__Material to process__.
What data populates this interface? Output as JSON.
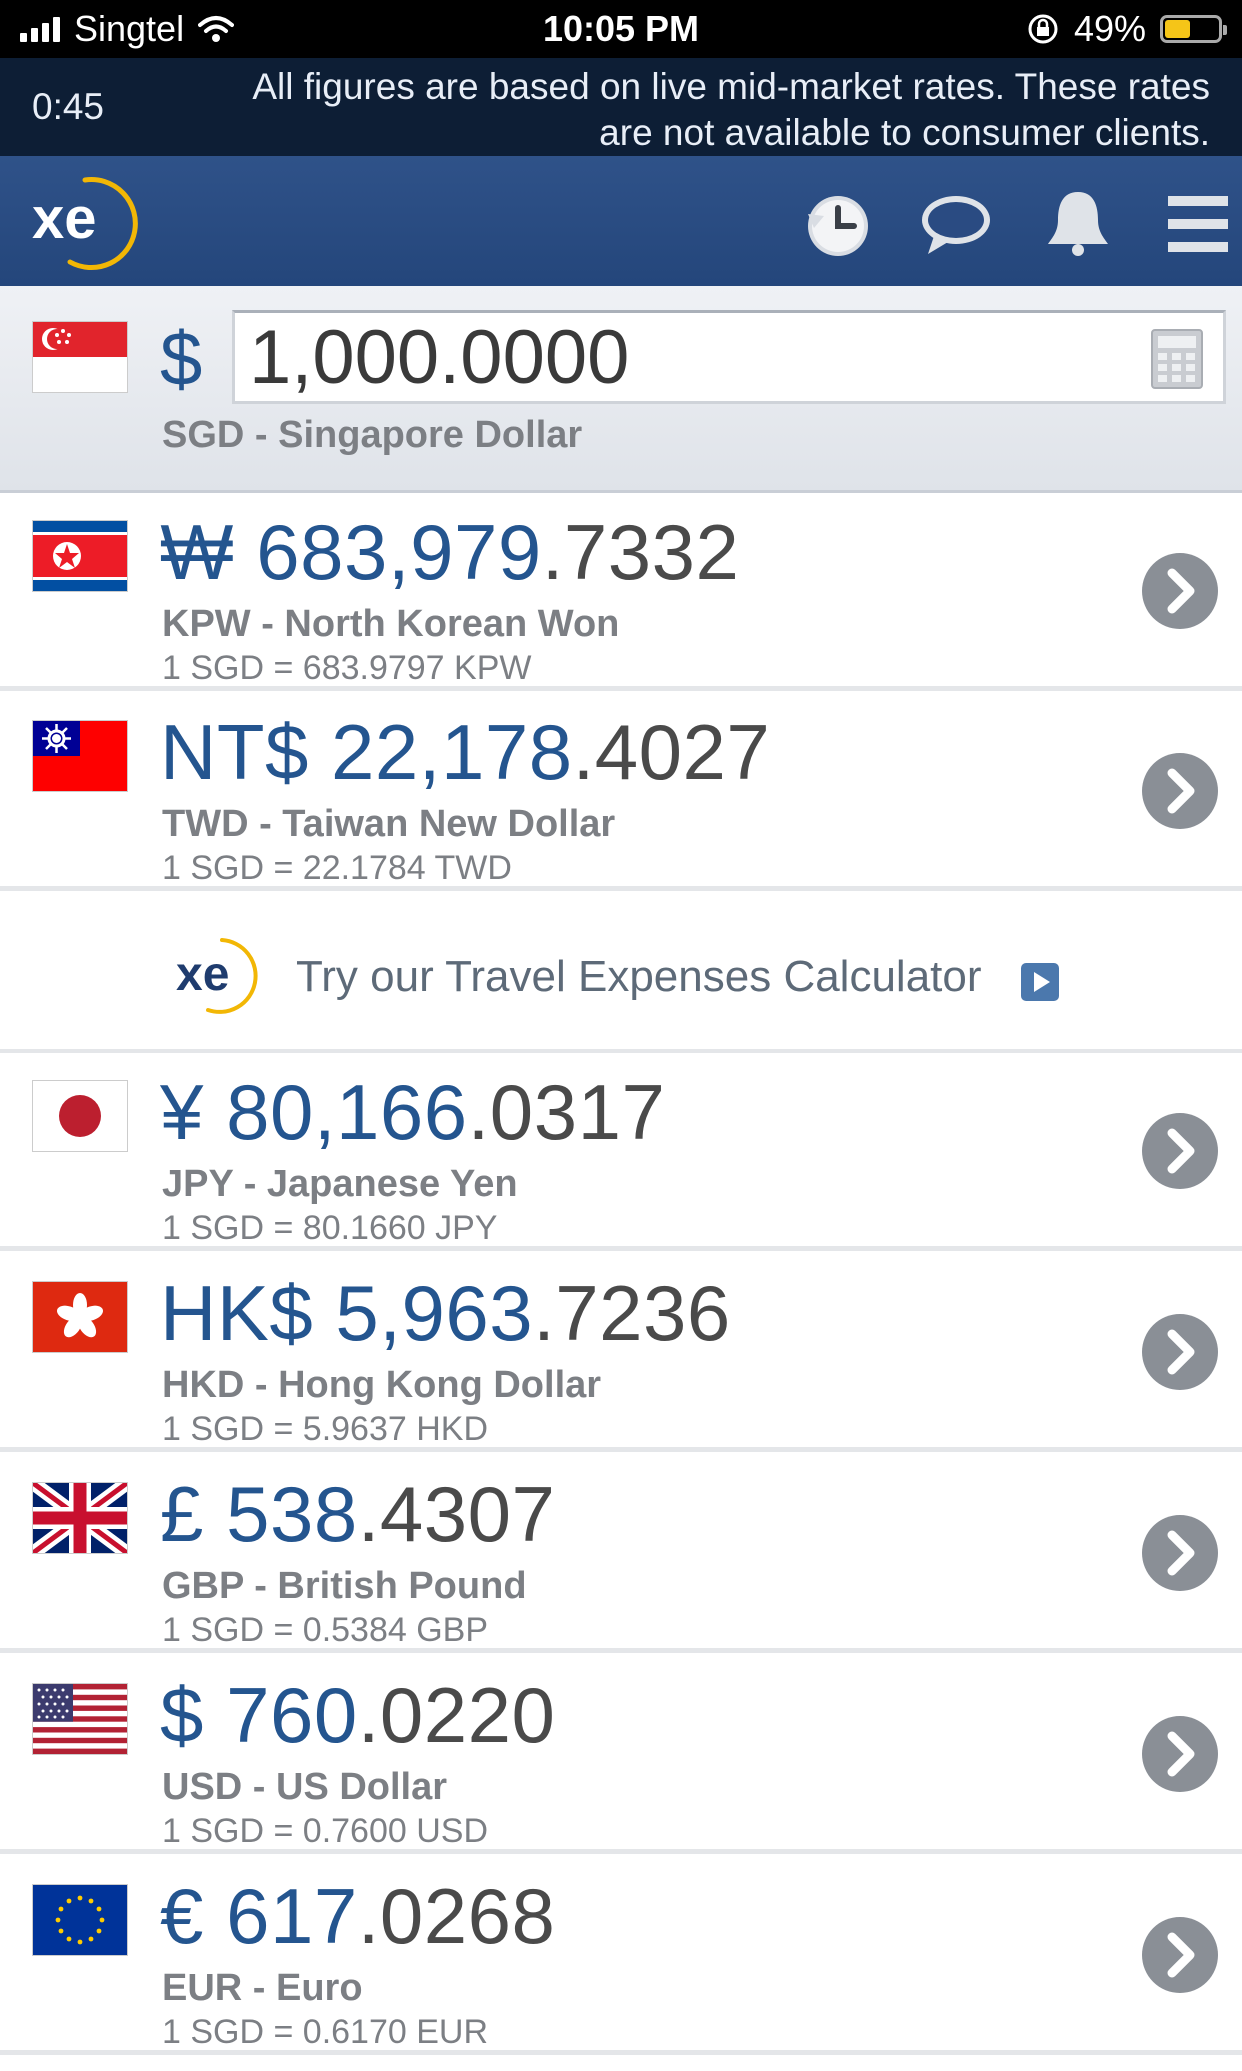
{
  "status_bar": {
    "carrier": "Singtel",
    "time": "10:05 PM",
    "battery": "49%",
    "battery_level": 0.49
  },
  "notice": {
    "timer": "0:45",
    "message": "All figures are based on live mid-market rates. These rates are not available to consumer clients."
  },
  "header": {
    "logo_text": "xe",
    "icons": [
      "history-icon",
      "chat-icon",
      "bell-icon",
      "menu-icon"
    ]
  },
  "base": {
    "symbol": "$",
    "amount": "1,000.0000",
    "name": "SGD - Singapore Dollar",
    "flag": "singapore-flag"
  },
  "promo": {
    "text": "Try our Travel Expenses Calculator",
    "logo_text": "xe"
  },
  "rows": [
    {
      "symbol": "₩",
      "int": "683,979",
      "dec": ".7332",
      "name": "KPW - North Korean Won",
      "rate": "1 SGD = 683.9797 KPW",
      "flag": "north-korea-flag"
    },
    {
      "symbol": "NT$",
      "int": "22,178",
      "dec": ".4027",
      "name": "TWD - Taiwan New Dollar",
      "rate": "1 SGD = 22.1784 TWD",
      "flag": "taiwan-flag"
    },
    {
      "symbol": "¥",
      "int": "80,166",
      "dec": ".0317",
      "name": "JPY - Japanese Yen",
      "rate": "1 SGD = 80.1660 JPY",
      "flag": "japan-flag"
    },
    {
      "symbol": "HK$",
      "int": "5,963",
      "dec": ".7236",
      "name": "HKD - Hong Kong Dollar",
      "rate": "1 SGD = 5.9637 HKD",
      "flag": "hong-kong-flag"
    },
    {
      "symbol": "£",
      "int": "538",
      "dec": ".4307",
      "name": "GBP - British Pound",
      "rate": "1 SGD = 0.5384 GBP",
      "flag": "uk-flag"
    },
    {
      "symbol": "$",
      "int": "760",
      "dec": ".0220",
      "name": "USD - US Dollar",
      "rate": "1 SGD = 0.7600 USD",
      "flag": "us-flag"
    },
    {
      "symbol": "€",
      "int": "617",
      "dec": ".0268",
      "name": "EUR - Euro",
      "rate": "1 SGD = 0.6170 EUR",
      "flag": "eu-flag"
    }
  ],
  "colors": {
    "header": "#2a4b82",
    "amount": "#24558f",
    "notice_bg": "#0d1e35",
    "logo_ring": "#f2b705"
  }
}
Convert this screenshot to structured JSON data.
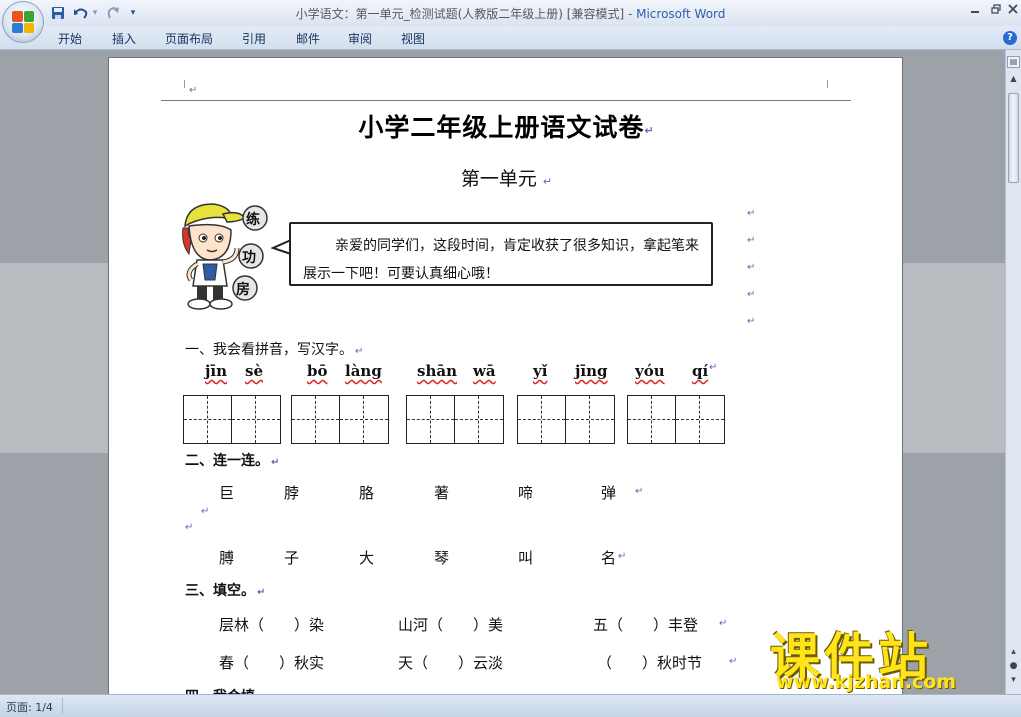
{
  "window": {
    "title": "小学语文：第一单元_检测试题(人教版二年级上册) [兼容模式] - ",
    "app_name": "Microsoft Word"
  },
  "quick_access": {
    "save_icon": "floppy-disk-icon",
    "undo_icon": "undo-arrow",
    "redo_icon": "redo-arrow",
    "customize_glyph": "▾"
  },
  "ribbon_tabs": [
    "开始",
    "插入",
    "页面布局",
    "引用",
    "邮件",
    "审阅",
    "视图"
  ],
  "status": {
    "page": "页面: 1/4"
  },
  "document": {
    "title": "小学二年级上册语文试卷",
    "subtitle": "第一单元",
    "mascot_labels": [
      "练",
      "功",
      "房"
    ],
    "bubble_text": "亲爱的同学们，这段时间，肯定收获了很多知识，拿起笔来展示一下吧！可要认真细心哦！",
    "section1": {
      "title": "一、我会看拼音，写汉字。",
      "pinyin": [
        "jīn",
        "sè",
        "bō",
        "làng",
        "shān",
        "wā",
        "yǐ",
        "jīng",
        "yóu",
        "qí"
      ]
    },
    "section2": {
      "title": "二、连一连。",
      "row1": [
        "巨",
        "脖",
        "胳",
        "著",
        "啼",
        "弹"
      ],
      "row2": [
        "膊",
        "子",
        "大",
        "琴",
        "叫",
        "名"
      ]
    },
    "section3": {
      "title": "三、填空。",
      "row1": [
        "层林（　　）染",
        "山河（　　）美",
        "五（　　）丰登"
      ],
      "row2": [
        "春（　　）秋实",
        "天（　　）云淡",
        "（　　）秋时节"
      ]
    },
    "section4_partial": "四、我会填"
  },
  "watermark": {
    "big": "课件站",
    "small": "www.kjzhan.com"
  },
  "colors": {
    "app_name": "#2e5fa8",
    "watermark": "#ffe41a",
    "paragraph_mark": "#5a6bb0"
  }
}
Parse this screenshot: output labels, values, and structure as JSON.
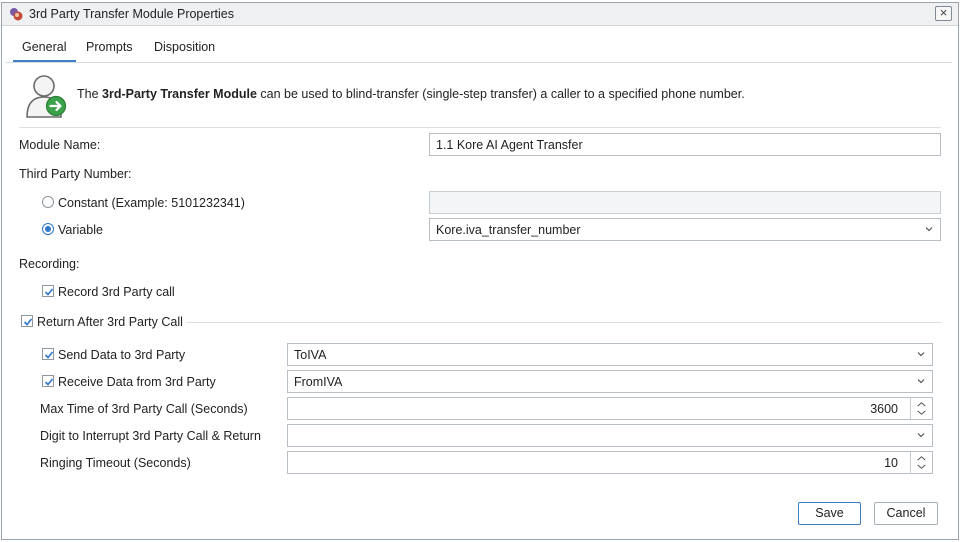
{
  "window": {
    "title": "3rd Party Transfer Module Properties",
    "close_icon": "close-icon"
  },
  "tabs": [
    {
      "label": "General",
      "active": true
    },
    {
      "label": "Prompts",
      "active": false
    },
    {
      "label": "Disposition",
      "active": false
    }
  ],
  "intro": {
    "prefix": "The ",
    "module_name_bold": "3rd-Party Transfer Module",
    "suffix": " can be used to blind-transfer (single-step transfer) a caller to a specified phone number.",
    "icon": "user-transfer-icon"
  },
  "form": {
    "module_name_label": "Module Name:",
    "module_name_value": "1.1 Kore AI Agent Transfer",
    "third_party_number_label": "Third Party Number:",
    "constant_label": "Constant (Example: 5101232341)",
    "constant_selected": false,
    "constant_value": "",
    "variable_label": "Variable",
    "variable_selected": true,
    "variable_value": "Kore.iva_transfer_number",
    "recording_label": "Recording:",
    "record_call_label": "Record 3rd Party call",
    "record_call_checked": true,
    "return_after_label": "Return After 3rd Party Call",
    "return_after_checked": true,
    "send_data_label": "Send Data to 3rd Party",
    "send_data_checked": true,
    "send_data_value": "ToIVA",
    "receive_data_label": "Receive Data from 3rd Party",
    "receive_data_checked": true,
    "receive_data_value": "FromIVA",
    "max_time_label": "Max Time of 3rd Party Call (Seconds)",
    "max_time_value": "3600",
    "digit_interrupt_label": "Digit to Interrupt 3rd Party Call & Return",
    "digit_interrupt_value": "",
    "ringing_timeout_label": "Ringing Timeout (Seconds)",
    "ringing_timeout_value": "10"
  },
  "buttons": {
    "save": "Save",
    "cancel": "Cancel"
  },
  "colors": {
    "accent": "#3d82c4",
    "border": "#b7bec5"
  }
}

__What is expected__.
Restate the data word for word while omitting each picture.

__Response area__.
What data populates this interface? Output as JSON.
{
  "status_bar": {
    "carrier": "Singtel",
    "time": "10:05 PM",
    "battery": "49%",
    "battery_level": 0.49
  },
  "notice": {
    "timer": "0:45",
    "message": "All figures are based on live mid-market rates. These rates are not available to consumer clients."
  },
  "header": {
    "logo_text": "xe",
    "icons": [
      "history-icon",
      "chat-icon",
      "bell-icon",
      "menu-icon"
    ]
  },
  "base": {
    "symbol": "$",
    "amount": "1,000.0000",
    "name": "SGD - Singapore Dollar",
    "flag": "singapore-flag"
  },
  "promo": {
    "text": "Try our Travel Expenses Calculator",
    "logo_text": "xe"
  },
  "rows": [
    {
      "symbol": "₩",
      "int": "683,979",
      "dec": ".7332",
      "name": "KPW - North Korean Won",
      "rate": "1 SGD = 683.9797 KPW",
      "flag": "north-korea-flag"
    },
    {
      "symbol": "NT$",
      "int": "22,178",
      "dec": ".4027",
      "name": "TWD - Taiwan New Dollar",
      "rate": "1 SGD = 22.1784 TWD",
      "flag": "taiwan-flag"
    },
    {
      "symbol": "¥",
      "int": "80,166",
      "dec": ".0317",
      "name": "JPY - Japanese Yen",
      "rate": "1 SGD = 80.1660 JPY",
      "flag": "japan-flag"
    },
    {
      "symbol": "HK$",
      "int": "5,963",
      "dec": ".7236",
      "name": "HKD - Hong Kong Dollar",
      "rate": "1 SGD = 5.9637 HKD",
      "flag": "hong-kong-flag"
    },
    {
      "symbol": "£",
      "int": "538",
      "dec": ".4307",
      "name": "GBP - British Pound",
      "rate": "1 SGD = 0.5384 GBP",
      "flag": "uk-flag"
    },
    {
      "symbol": "$",
      "int": "760",
      "dec": ".0220",
      "name": "USD - US Dollar",
      "rate": "1 SGD = 0.7600 USD",
      "flag": "us-flag"
    },
    {
      "symbol": "€",
      "int": "617",
      "dec": ".0268",
      "name": "EUR - Euro",
      "rate": "1 SGD = 0.6170 EUR",
      "flag": "eu-flag"
    }
  ],
  "colors": {
    "header": "#2a4b82",
    "amount": "#24558f",
    "notice_bg": "#0d1e35",
    "logo_ring": "#f2b705"
  }
}
Convert this screenshot to structured JSON data.
{
  "window": {
    "title": "小学语文：第一单元_检测试题(人教版二年级上册) [兼容模式] - ",
    "app_name": "Microsoft Word"
  },
  "quick_access": {
    "save_icon": "floppy-disk-icon",
    "undo_icon": "undo-arrow",
    "redo_icon": "redo-arrow",
    "customize_glyph": "▾"
  },
  "ribbon_tabs": [
    "开始",
    "插入",
    "页面布局",
    "引用",
    "邮件",
    "审阅",
    "视图"
  ],
  "status": {
    "page": "页面: 1/4"
  },
  "document": {
    "title": "小学二年级上册语文试卷",
    "subtitle": "第一单元",
    "mascot_labels": [
      "练",
      "功",
      "房"
    ],
    "bubble_text": "亲爱的同学们，这段时间，肯定收获了很多知识，拿起笔来展示一下吧！可要认真细心哦！",
    "section1": {
      "title": "一、我会看拼音，写汉字。",
      "pinyin": [
        "jīn",
        "sè",
        "bō",
        "làng",
        "shān",
        "wā",
        "yǐ",
        "jīng",
        "yóu",
        "qí"
      ]
    },
    "section2": {
      "title": "二、连一连。",
      "row1": [
        "巨",
        "脖",
        "胳",
        "著",
        "啼",
        "弹"
      ],
      "row2": [
        "膊",
        "子",
        "大",
        "琴",
        "叫",
        "名"
      ]
    },
    "section3": {
      "title": "三、填空。",
      "row1": [
        "层林（　　）染",
        "山河（　　）美",
        "五（　　）丰登"
      ],
      "row2": [
        "春（　　）秋实",
        "天（　　）云淡",
        "（　　）秋时节"
      ]
    },
    "section4_partial": "四、我会填"
  },
  "watermark": {
    "big": "课件站",
    "small": "www.kjzhan.com"
  },
  "colors": {
    "app_name": "#2e5fa8",
    "watermark": "#ffe41a",
    "paragraph_mark": "#5a6bb0"
  }
}
Parse this screenshot: output labels, values, and structure as JSON.
{
  "window": {
    "title": "3rd Party Transfer Module Properties",
    "close_icon": "close-icon"
  },
  "tabs": [
    {
      "label": "General",
      "active": true
    },
    {
      "label": "Prompts",
      "active": false
    },
    {
      "label": "Disposition",
      "active": false
    }
  ],
  "intro": {
    "prefix": "The ",
    "module_name_bold": "3rd-Party Transfer Module",
    "suffix": " can be used to blind-transfer (single-step transfer) a caller to a specified phone number.",
    "icon": "user-transfer-icon"
  },
  "form": {
    "module_name_label": "Module Name:",
    "module_name_value": "1.1 Kore AI Agent Transfer",
    "third_party_number_label": "Third Party Number:",
    "constant_label": "Constant (Example: 5101232341)",
    "constant_selected": false,
    "constant_value": "",
    "variable_label": "Variable",
    "variable_selected": true,
    "variable_value": "Kore.iva_transfer_number",
    "recording_label": "Recording:",
    "record_call_label": "Record 3rd Party call",
    "record_call_checked": true,
    "return_after_label": "Return After 3rd Party Call",
    "return_after_checked": true,
    "send_data_label": "Send Data to 3rd Party",
    "send_data_checked": true,
    "send_data_value": "ToIVA",
    "receive_data_label": "Receive Data from 3rd Party",
    "receive_data_checked": true,
    "receive_data_value": "FromIVA",
    "max_time_label": "Max Time of 3rd Party Call (Seconds)",
    "max_time_value": "3600",
    "digit_interrupt_label": "Digit to Interrupt 3rd Party Call & Return",
    "digit_interrupt_value": "",
    "ringing_timeout_label": "Ringing Timeout (Seconds)",
    "ringing_timeout_value": "10"
  },
  "buttons": {
    "save": "Save",
    "cancel": "Cancel"
  },
  "colors": {
    "accent": "#3d82c4",
    "border": "#b7bec5"
  }
}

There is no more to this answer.